City Gallery at the Waterfront Park is a venue for showcasing works by regional, national and international artists. The gallery also gives opportunities to upcoming artists to showcase their creativity on canvas. This is a great platform for art lovers as they can learn from well-known artists whose works of art are displayed here. Operated by the Charleston Office of Cultural Affairs, the gallery hosts many art events and exhibitions like 'Welded Sculptures' and 'Wild Things and Wonder'. There is an elevator for disabled access.
Founded in 1773, The Charleston Museum is America's first public museum. The museum focuses on local history and culture and natural history. Permanent exhibits include artifacts from 18th and 19th centuries, including slave tags and firearms from the Civil War. They also feature an impressive silver collection which includes the christening cup of George Washington. For those who like natural history, check out the bird collection and skeletons of local prehistoric animals. The museum also books tours with two nearby historic homes, the Joseph Manigualt House and the Heyward-Washington House. You can save money by buying tickets for the museum and the houses together.
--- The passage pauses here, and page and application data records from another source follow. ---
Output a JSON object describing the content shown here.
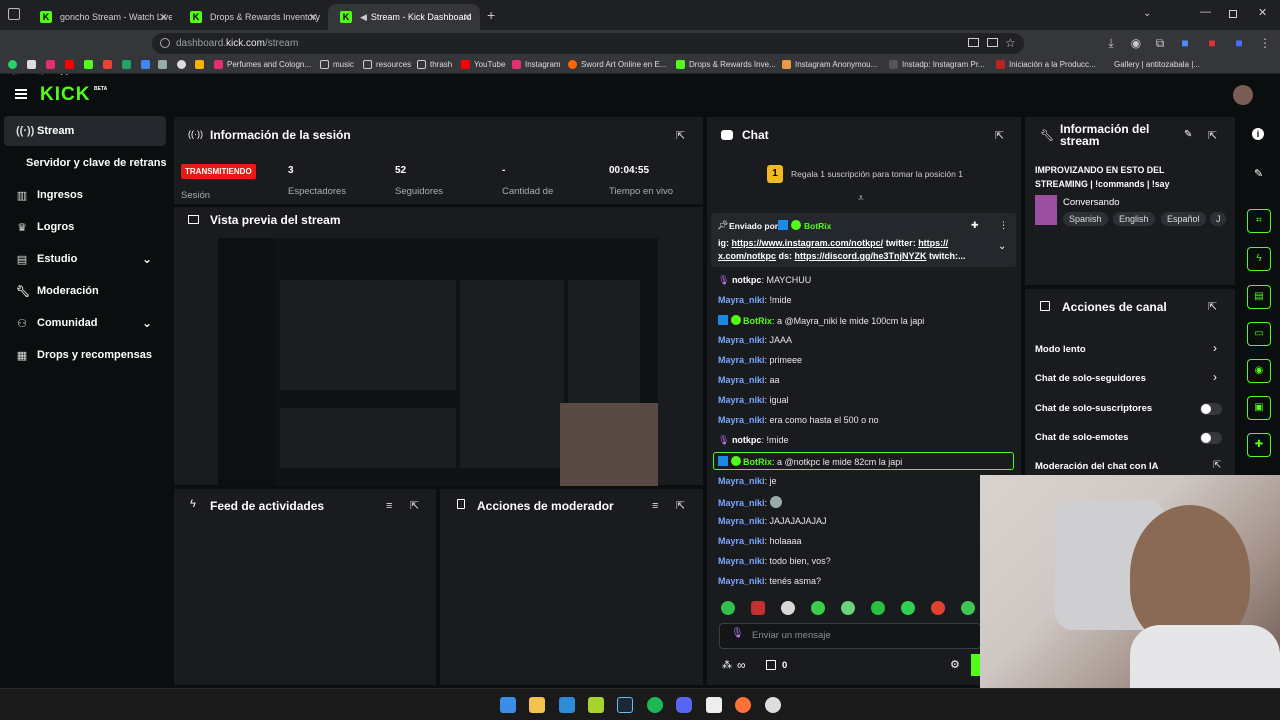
{
  "browser": {
    "tabs": [
      {
        "title": "goncho Stream - Watch Live on",
        "active": false
      },
      {
        "title": "Drops & Rewards Inventory - K",
        "active": false
      },
      {
        "title": "Stream - Kick Dashboard",
        "active": true
      }
    ],
    "url_domain": "dashboard.",
    "url_host": "kick.com",
    "url_path": "/stream",
    "bookmarks": [
      "Perfumes and Cologn...",
      "music",
      "resources",
      "thrash",
      "YouTube",
      "Instagram",
      "Sword Art Online en E...",
      "Drops & Rewards Inve...",
      "Instagram Anonymou...",
      "Instadp: Instagram Pr...",
      "Iniciación a la Producc...",
      "Gallery | antitozabala |..."
    ]
  },
  "app": {
    "logo": "KICK",
    "logo_badge": "BETA"
  },
  "sidebar": {
    "items": [
      {
        "label": "Stream",
        "icon": "broadcast-icon"
      },
      {
        "label": "Servidor y clave de retransm",
        "icon": ""
      },
      {
        "label": "Ingresos",
        "icon": "chart-icon"
      },
      {
        "label": "Logros",
        "icon": "trophy-icon"
      },
      {
        "label": "Estudio",
        "icon": "studio-icon"
      },
      {
        "label": "Moderación",
        "icon": "wrench-icon"
      },
      {
        "label": "Comunidad",
        "icon": "people-icon"
      },
      {
        "label": "Drops y recompensas",
        "icon": "gift-icon"
      }
    ]
  },
  "session": {
    "title": "Información de la sesión",
    "status": "TRANSMITIENDO",
    "session_label": "Sesión",
    "viewers_value": "3",
    "viewers_label": "Espectadores",
    "followers_value": "52",
    "followers_label": "Seguidores",
    "amount_value": "-",
    "amount_label": "Cantidad de",
    "live_value": "00:04:55",
    "live_label": "Tiempo en vivo"
  },
  "preview": {
    "title": "Vista previa del stream"
  },
  "activity": {
    "title": "Feed de actividades"
  },
  "modactions": {
    "title": "Acciones de moderador"
  },
  "chat": {
    "title": "Chat",
    "sub_banner": "Regala 1 suscripción para tomar la posición 1",
    "sub_rank": "1",
    "pinned_by": "Enviado por",
    "pinned_user": "BotRix",
    "pinned_text_1a": "ig: ",
    "pinned_link_1": "https://www.instagram.com/notkpc/",
    "pinned_text_1b": " twitter: ",
    "pinned_link_2": "https://",
    "pinned_link_3": "x.com/notkpc",
    "pinned_text_2": " ds: ",
    "pinned_link_4": "https://discord.gg/he3TnjNYZK",
    "pinned_text_3": " twitch:...",
    "messages": [
      {
        "user": "notkpc",
        "text": ": MAYCHUU"
      },
      {
        "user": "Mayra_niki",
        "text": ": !mide"
      },
      {
        "user": "BotRix",
        "text": ": a @Mayra_niki le mide 100cm la japi"
      },
      {
        "user": "Mayra_niki",
        "text": ": JAAA"
      },
      {
        "user": "Mayra_niki",
        "text": ": primeee"
      },
      {
        "user": "Mayra_niki",
        "text": ": aa"
      },
      {
        "user": "Mayra_niki",
        "text": ": igual"
      },
      {
        "user": "Mayra_niki",
        "text": ": era como hasta el 500 o no"
      },
      {
        "user": "notkpc",
        "text": ": !mide"
      },
      {
        "user": "BotRix",
        "text": ": a @notkpc le mide 82cm la japi"
      },
      {
        "user": "Mayra_niki",
        "text": ": je"
      },
      {
        "user": "Mayra_niki",
        "text": ":"
      },
      {
        "user": "Mayra_niki",
        "text": ": JAJAJAJAJAJ"
      },
      {
        "user": "Mayra_niki",
        "text": ": holaaaa"
      },
      {
        "user": "Mayra_niki",
        "text": ": todo bien, vos?"
      },
      {
        "user": "Mayra_niki",
        "text": ": tenés asma?"
      }
    ],
    "input_placeholder": "Enviar un mensaje",
    "infinity": "∞",
    "gift_count": "0"
  },
  "stream_info": {
    "title": "Información del stream",
    "stream_title_1": "IMPROVIZANDO EN ESTO DEL",
    "stream_title_2": "STREAMING | !commands | !say",
    "category": "Conversando",
    "tags": [
      "Spanish",
      "English",
      "Español",
      "J"
    ]
  },
  "channel_actions": {
    "title": "Acciones de canal",
    "items": [
      "Modo lento",
      "Chat de solo-seguidores",
      "Chat de solo-suscriptores",
      "Chat de solo-emotes",
      "Moderación del chat con IA"
    ]
  },
  "colors": {
    "accent": "#53fc18",
    "live": "#e91916",
    "panel": "#191b1f",
    "bg": "#0b0e0f"
  }
}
Check the website for further details.
Open since 2003 in what was once part of Charleston's 19th Century railroad station complex, The Children's Museum of the Lowcountry now serves as a magnet to curious children aged 3 months to 12 years (and the adults who accompany them) to "explore, play, discover, learn and create." With eight interactive exhibits, the museum's aim is to develop a child's thinking, motor and problem solving skills. There is also a special area for infants and toddlers. Children's classes include science, nature, cooking, gardening, history, drama and art. There's even story time, camps and field trips. It's great fun for the whole family.
Smith-Killian is the place to go for realism and color. Everything from landscapes to architecture and still life are expressed through paint, photography and sculpture. The gallery features works by Betty Anglin Smith and her children: Jennifer Lynn Smith, Shannon Smith, Tripp Smith. The work of Darrell Davis and Martin Gates is also displayed.
Located on Cumberland Street and dwarfed by the surrounding modern buildings, The Powder Magazine is Charlestown's oldest surviving public building. Although small, this unique structure, which was erected in 1713, was used by the colonial settlers to store gunpower supplies. A National Historic Landmark, the helpful docents will guide you through its history with the help of artifacts.
The history of the Old Exchange Building is a complicated one. The Declaration of Independence was read from its balcony, and it was used by Washington to greet his people. However, it was also a notorious prison during the Revolution, and a major site in the slave trade. Today you can come see the site for yourself, explore its history, and make your own decisions as to its legacy. What can't be debated is its beautiful architecture, which makes it a true Charleston landmark.